Mr Pompeo has repeatedly indicated that the State Department hopes to remove the designation, which severely impedes investment to Sudan, but disputes have arisen on a compensation package over the 1998 bombings of two US embassies.
However, he told the Senate Foreign Relations Committee on Thursday that Sudan’s civilian transition was a historic opportunity to see change.
State-run Suna reported on Saturday that the Sudanese transitional cabinet affirmed their readiness to work with the US to resolve the terror designation.
Mr Pompeo told the Senate Foreign Relations Committee that legislation on a settlement should come before Congress “in the very, very near term.”
“I think lifting the state sponsor of terrorism designation there if we can … take care of the victims of those tragedies would be a good thing for American foreign policy,” Mr Pompeo said.
He said that the fall of long time dictator Omar Al Bashir following mass protests and the nearly year-old government of a civilian prime minister, Abdalla Hamdok, marked “an opportunity that doesn’t come along often.”
“There’s a chance not only for a democracy to begin to be built out, but perhaps regional opportunities that could flow from that as well,” he said.
Al Bashir welcomed Al Qaeda head Osama bin Laden and Sudan was accused of aiding militants who blew up the embassies in Kenya and Tanzania, killing 224 people and injuring around 5,000 others.
Sudan’s new government has agreed to a compensation package but a dispute has arisen over higher payments to Americans than to Africans, who accounted for the vast majority of the casualties.

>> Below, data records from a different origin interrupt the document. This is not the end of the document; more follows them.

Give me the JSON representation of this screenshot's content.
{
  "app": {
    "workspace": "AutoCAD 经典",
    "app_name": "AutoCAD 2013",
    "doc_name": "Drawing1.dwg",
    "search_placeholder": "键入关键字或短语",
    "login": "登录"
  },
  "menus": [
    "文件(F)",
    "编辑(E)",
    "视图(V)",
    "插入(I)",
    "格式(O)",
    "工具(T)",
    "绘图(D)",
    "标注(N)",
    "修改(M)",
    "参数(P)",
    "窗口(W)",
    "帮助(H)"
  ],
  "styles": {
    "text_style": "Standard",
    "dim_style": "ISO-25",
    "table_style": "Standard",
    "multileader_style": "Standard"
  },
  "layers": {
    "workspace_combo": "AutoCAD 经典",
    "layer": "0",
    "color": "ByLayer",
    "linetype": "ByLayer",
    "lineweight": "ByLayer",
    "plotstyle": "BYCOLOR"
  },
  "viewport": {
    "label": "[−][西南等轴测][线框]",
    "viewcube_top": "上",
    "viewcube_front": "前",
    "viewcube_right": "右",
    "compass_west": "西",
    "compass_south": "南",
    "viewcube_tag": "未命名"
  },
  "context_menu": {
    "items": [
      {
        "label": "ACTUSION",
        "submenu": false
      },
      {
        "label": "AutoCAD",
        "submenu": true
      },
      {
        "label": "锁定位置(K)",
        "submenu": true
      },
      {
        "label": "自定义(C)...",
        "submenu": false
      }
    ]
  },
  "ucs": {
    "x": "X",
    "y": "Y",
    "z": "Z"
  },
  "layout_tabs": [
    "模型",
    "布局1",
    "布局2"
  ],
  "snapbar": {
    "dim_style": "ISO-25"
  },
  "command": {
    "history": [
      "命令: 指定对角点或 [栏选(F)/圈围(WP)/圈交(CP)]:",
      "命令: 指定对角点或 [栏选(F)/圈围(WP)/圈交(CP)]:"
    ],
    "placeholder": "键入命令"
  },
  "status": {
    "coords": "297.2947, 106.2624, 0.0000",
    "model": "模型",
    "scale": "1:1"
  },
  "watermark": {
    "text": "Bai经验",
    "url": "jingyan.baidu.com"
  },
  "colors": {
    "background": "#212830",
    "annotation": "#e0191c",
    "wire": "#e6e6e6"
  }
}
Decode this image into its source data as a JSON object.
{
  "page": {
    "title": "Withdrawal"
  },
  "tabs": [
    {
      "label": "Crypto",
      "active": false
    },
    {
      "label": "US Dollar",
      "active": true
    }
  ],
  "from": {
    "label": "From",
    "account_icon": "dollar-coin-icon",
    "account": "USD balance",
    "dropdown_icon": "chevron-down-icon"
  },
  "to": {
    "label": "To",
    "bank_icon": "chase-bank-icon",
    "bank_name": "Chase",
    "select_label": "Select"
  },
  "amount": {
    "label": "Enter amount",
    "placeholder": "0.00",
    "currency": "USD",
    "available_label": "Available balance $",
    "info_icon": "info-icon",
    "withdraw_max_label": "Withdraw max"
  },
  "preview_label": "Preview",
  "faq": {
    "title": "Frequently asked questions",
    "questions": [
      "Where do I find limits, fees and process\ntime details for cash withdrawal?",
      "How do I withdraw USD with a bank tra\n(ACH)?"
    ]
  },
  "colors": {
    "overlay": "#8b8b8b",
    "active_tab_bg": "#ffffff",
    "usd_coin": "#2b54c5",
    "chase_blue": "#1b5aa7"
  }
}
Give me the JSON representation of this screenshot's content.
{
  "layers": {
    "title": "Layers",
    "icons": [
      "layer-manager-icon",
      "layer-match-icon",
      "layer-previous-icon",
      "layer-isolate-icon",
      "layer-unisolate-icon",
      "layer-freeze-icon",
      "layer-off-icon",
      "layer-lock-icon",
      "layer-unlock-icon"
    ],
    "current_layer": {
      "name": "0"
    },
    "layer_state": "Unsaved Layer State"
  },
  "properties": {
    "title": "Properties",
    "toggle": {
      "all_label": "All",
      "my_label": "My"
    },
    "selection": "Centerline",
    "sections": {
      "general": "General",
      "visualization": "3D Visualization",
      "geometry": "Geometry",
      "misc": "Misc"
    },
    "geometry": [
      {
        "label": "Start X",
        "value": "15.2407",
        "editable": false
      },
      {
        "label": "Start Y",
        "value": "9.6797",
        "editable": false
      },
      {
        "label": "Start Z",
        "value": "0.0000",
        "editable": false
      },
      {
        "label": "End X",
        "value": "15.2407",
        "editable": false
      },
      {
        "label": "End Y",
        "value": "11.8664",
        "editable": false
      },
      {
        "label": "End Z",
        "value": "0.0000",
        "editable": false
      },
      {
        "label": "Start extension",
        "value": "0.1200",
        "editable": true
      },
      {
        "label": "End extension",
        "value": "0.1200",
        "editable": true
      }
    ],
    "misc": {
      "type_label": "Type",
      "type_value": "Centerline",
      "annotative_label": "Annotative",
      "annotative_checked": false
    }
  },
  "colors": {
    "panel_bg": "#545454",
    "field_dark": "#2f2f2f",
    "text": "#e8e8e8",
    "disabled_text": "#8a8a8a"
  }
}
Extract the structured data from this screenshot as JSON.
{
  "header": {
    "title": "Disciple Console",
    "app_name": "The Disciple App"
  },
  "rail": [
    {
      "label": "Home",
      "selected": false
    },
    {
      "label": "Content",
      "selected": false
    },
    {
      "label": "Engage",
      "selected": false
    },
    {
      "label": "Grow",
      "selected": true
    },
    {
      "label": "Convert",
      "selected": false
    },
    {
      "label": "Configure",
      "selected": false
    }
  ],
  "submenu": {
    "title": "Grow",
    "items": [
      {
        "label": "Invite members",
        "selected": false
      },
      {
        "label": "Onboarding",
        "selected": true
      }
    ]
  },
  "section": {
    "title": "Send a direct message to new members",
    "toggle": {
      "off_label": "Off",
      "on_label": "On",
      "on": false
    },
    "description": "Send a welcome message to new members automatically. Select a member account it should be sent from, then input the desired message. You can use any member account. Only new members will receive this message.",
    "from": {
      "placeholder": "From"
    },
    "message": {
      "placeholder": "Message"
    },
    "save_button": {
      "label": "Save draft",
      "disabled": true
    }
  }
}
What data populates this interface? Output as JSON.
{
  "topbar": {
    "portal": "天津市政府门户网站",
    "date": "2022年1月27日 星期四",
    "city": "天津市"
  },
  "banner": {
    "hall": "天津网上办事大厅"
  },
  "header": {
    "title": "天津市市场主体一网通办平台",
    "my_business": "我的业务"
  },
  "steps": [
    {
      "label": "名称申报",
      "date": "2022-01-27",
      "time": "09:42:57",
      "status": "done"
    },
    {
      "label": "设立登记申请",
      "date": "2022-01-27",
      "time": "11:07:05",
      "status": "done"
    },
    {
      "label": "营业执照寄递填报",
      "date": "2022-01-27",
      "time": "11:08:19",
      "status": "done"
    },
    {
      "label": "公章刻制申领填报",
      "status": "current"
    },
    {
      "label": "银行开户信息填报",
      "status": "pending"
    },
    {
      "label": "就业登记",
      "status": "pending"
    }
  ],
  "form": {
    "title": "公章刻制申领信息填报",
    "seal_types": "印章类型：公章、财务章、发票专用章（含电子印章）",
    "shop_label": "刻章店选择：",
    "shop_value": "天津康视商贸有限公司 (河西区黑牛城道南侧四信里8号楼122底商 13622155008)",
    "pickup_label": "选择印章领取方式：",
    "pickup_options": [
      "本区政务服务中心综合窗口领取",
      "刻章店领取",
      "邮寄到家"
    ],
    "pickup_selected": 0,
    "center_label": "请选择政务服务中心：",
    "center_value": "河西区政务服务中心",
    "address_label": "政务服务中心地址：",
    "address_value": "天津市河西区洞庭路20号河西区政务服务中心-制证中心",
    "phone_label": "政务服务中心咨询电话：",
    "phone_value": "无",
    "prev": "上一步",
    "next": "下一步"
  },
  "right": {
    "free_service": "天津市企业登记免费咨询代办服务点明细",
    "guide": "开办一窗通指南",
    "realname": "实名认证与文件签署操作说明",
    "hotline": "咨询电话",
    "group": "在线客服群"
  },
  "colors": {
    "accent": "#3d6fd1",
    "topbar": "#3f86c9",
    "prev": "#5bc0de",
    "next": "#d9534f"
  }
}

Senator Chris Coons, a Democrat known for his interest in Africa, urged Mr Pompeo to “do everything you can” to support Mr Hamdok and seize the chance “to build a new democratic partner in the region.”
Updated: August 2, 2020 10:00 AM